Pre-sales generate massive revenue, and also allow theaters to add extra showings as needed, fine-tuning supply and boosting the bottom line.
We've seen how and why mega-blockbusters are selling more tickets earlier than ever. Where theater operators will most acutely feel this is in their online ticketing platforms.
Squeezing the timeline puts an exponential growth demand on the capacity of ticketing infrastructure.
Take a look at the extreme traffic peak one of our customers experienced during a recent mega-blockbuster pre-sale, shown in new users per minute entering the ticketing flow:
And it's not enough to focus on website alone.
Apps are increasingly the driver of online movie ticket booking worldwide, and by one estimate have already outpaced desktop in North America. Any IT strategy needs to reflect this reality.
There are certainly many ways to build performance into a website to try and handle the web traffic load. But the massive demand can crash even an optimized system.
Several leading cinema chains—just like major ticketing platforms Ticketmaster and AXS—have had success by implementing a virtual waiting room.
For Avengers: Endgame, while some online movie ticketing systems were unable to handle the load as their services crashed, Fandango was able to manage the surging traffic volume through the use of a virtual waiting room.
Virtual waiting rooms mitigate the enormous traffic surge to ticketing infrastructure by placing excess visitors into an online queue with customizable queue page.
The best virtual waiting rooms offer native mobile app integration to meet online movie ticketing demand where it is. And they offer a pre-queue option to collect visitors who arrive early, preventing crashes before the sale even starts.
Managing traffic inflow to the entire customer journey has the added benefit of making sure payment gateways and other external bottlenecks don’t become overloaded.
As Charli Bregnballe, CTO of Danish online movie ticket service Kino, puts it, without their use of a virtual waiting room:
“The site would crash every time during presales, resulting in a huge loss of revenue. We scaled up the servers quite a lot, which was extremely expensive, and it didn’t help. Plus, it didn’t ensure that our integrated ticketing and payment systems wouldn’t crash. If we don’t use a virtual waiting room, we cannot run presales for blockbusters like Star Wars and Fifty Shades of Grey. It’s a business necessity.”
Record-breaking blockbusters are around the corner
As the short-lived Short Head tells us, we should already be looking ahead to the next movies poised to challenge Avengers: Endgame.
Disney has a major lineup of remakes and sequels coming up this summer, including Aladdin, Toy Story 4, and The Lion King.
Looking ahead, the studio has also announced Avatar and Star Wars sequels to be released each year from 2021 through 2027.

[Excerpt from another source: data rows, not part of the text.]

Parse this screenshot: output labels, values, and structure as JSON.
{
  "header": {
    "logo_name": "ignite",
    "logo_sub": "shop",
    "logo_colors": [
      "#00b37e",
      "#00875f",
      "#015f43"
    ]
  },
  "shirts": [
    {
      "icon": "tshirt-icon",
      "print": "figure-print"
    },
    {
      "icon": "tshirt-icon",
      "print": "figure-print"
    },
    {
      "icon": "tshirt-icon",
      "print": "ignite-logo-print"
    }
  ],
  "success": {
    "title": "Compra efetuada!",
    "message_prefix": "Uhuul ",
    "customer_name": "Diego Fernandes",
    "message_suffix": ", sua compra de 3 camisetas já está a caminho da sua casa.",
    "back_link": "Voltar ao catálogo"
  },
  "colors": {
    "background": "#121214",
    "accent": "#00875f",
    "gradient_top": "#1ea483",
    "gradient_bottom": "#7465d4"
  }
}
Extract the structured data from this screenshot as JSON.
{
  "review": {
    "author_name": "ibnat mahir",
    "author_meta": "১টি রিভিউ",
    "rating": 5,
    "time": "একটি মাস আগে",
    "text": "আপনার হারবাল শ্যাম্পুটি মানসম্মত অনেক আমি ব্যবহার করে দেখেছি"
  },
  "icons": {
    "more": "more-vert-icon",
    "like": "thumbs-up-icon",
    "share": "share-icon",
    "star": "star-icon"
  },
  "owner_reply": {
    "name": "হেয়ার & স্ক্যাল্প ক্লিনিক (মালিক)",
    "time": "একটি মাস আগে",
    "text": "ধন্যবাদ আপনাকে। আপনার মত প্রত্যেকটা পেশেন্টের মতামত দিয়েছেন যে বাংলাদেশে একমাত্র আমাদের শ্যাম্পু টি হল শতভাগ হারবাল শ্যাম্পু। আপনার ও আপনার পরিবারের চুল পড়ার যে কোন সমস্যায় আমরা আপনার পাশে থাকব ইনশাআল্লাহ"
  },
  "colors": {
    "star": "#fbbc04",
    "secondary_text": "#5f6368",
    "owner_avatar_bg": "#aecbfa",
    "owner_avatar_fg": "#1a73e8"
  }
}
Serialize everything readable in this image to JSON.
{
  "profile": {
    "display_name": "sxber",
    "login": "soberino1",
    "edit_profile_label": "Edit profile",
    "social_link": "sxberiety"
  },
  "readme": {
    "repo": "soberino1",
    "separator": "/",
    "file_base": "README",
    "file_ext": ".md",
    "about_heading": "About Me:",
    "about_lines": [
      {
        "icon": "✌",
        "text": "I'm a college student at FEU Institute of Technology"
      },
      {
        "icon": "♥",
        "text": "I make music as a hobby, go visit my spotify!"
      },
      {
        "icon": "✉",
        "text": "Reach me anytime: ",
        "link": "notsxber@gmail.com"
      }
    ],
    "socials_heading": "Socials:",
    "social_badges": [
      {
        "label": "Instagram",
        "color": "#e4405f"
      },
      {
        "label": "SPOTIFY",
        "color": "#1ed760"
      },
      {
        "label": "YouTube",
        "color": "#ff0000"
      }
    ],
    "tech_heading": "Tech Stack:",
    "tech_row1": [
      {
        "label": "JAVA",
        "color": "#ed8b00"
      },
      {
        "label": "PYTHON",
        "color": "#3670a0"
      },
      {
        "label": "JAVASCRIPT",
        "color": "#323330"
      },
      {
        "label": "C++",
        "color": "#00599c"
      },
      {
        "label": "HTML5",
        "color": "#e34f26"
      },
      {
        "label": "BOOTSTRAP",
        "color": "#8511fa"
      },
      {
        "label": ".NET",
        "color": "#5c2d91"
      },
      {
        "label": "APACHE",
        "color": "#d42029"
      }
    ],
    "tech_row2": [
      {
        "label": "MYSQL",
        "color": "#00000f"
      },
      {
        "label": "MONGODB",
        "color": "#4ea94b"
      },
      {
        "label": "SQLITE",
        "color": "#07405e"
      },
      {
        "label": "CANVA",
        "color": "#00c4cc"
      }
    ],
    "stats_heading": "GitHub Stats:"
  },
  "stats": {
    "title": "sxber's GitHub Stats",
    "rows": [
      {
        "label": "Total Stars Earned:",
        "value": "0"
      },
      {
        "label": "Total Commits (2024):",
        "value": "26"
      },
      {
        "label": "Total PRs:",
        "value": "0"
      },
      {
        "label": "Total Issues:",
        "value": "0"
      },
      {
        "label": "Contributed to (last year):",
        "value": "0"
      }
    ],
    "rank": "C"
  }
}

These are just a few mega-blockbusters poised to break new revenue and attendance records at theaters around the world. And along with them will come exponential demand on online movie ticket booking.
After Avengers: Endgame, are you doing whatever it takes to prevent your ticketing system from crashing?